What is needed is an exact copy of every entry below, with the pictures left out.

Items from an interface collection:
#####
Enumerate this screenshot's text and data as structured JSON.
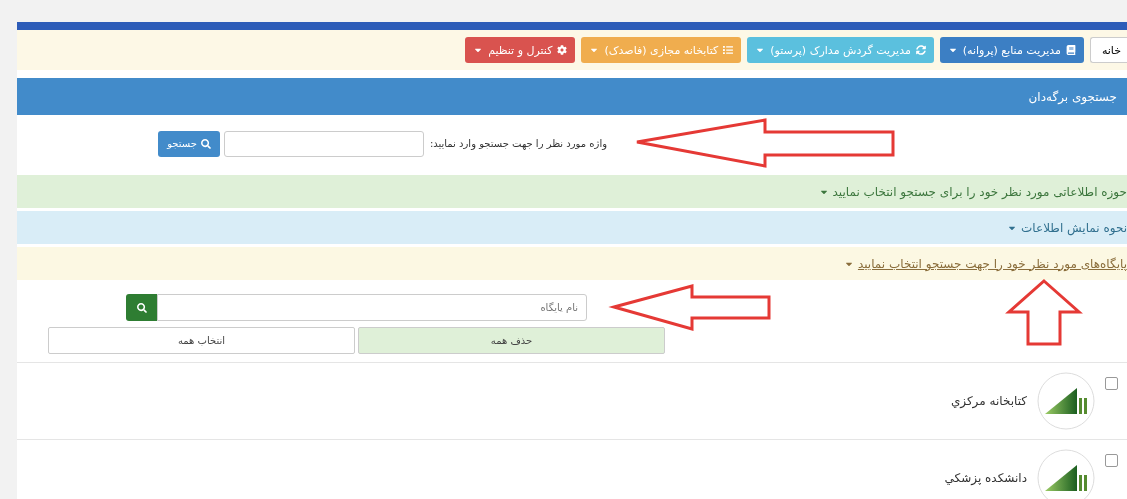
{
  "toolbar": {
    "search": {
      "value": "خانه"
    },
    "menus": [
      {
        "label": "مدیریت منابع (پروانه)",
        "color": "#3c7fc4"
      },
      {
        "label": "مدیریت گردش مدارک (پرستو)",
        "color": "#5bc0de"
      },
      {
        "label": "کتابخانه مجازی (فاصدک)",
        "color": "#f0ad4e"
      },
      {
        "label": "کنترل و تنظیم",
        "color": "#d9534f"
      }
    ]
  },
  "panel": {
    "title": "جستجوی برگه‌دان"
  },
  "term_search": {
    "label": "واژه مورد نظر را جهت جستجو وارد نمایید:",
    "button": "جستجو"
  },
  "sections": [
    {
      "label": "حوزه اطلاعاتی مورد نظر خود را برای جستجو انتخاب نمایید",
      "kind": "success",
      "hovered": false
    },
    {
      "label": "نحوه نمایش اطلاعات",
      "kind": "info",
      "hovered": false
    },
    {
      "label": "پایگاه‌های مورد نظر خود را جهت جستجو انتخاب نمایید",
      "kind": "warning",
      "hovered": true
    }
  ],
  "base_search": {
    "placeholder": "نام پایگاه"
  },
  "toggles": [
    {
      "label": "حذف همه",
      "selected": true
    },
    {
      "label": "انتخاب همه",
      "selected": false
    }
  ],
  "bases": [
    {
      "name": "کتابخانه مرکزي",
      "checked": false
    },
    {
      "name": "دانشکده پزشکي",
      "checked": false
    }
  ]
}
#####
EXPECTED ANSWER
Enumerate this screenshot's text and data as structured JSON.
{
  "toolbar": {
    "search": {
      "value": "خانه"
    },
    "menus": [
      {
        "label": "مدیریت منابع (پروانه)",
        "color": "#3c7fc4"
      },
      {
        "label": "مدیریت گردش مدارک (پرستو)",
        "color": "#5bc0de"
      },
      {
        "label": "کتابخانه مجازی (فاصدک)",
        "color": "#f0ad4e"
      },
      {
        "label": "کنترل و تنظیم",
        "color": "#d9534f"
      }
    ]
  },
  "panel": {
    "title": "جستجوی برگه‌دان"
  },
  "term_search": {
    "label": "واژه مورد نظر را جهت جستجو وارد نمایید:",
    "button": "جستجو"
  },
  "sections": [
    {
      "label": "حوزه اطلاعاتی مورد نظر خود را برای جستجو انتخاب نمایید",
      "kind": "success",
      "hovered": false
    },
    {
      "label": "نحوه نمایش اطلاعات",
      "kind": "info",
      "hovered": false
    },
    {
      "label": "پایگاه‌های مورد نظر خود را جهت جستجو انتخاب نمایید",
      "kind": "warning",
      "hovered": true
    }
  ],
  "base_search": {
    "placeholder": "نام پایگاه"
  },
  "toggles": [
    {
      "label": "حذف همه",
      "selected": true
    },
    {
      "label": "انتخاب همه",
      "selected": false
    }
  ],
  "bases": [
    {
      "name": "کتابخانه مرکزي",
      "checked": false
    },
    {
      "name": "دانشکده پزشکي",
      "checked": false
    }
  ]
}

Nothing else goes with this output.